If you are interested in learning more about iTunes U and how it can be incorporated into your learning experience, please contact Nancy Cross. Together we can discuss what content you have, what content you might like to create and develop a strategy for getting it on iTunes U as easily as possible.
You do not need an iPod (or even a Mac!) to use iTunes U, though both are supported. While iTunes U is based on Apple's iTunes media player, the software is freely available for both Mac and Windows computers. You can listen to and watch downloaded content from iTunes U right on your computer in iTunes. You can even copy supported media files manually to MP3 players and other media devices not made by Apple for mobile learning - no iPod required.
To learn what you do need to get iTunes U up and running, and to download iTunes, click here.
iTunes U can become a home for entire course lectures and some institutions have chosen to publish some classes in their entirety on iTunes U. However, this does not have to be how you approach the service: you can post smaller course segments, enriching bonus materials, short lecture segments or specific examples. Because many users prefer to watch content that is in shorter in length, posting your entire lectures may be overkill. iTunes U is not intended to completely replace the classroom experience but to augment it, connect it to the global community and make the learning environment more compelling.
Also, because you have control over when content appears on iTunes U, entire lectures could be posted after class is over, allowing students to review lectures for study but not until after an attendance policy requirement has been met for the day.
In short, no.
Because iTunes U is a publicly searchable service - and we are rolling out an iTunes U public site first - it is absolutely crucial that the content uploaded is allowed to be legally distributed. If you would like to include copyrighted or commercially licensed work on your iTunes U site, consult with the Fair Use Guidelines to determine what amount of material is acceptable to post. If possible, get in touch with the copyright holder to request permission to use the work.
As always, when in doubt, assume the materials you are considering are not "okay" to put online and do your homework to find out where the materials have come from and what the rights are.

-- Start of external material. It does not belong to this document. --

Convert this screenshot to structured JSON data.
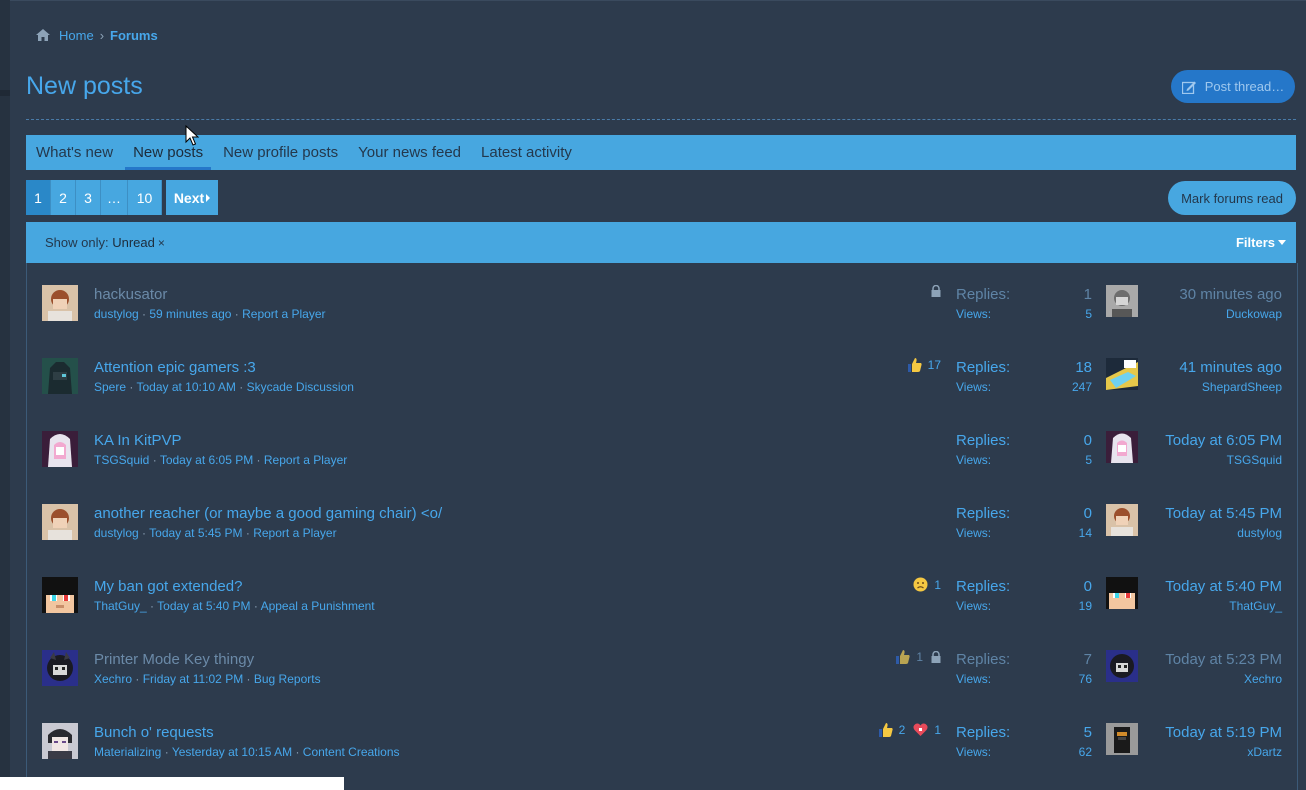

As Instructional Technology prepares for the initial launch of iTunes U, most content will be uploaded by Nancy Cross or Nick Smerker. Please make an appointment to meet with Nancy or Nick to discuss what materials you have and create a strategy for the delivery of this content.
All of the Office of Information Technologies staff is working to bring iTunes U to the Washington College community. However, Instructional Technology has a keen ear for faculty needs and aims to offer direct support when requested. To this end, Instructional Technology is providing iTunes U specific information on their website, mellon.washcoll.edu.
If you have more questions about iTunes U, please contact Nancy Cross.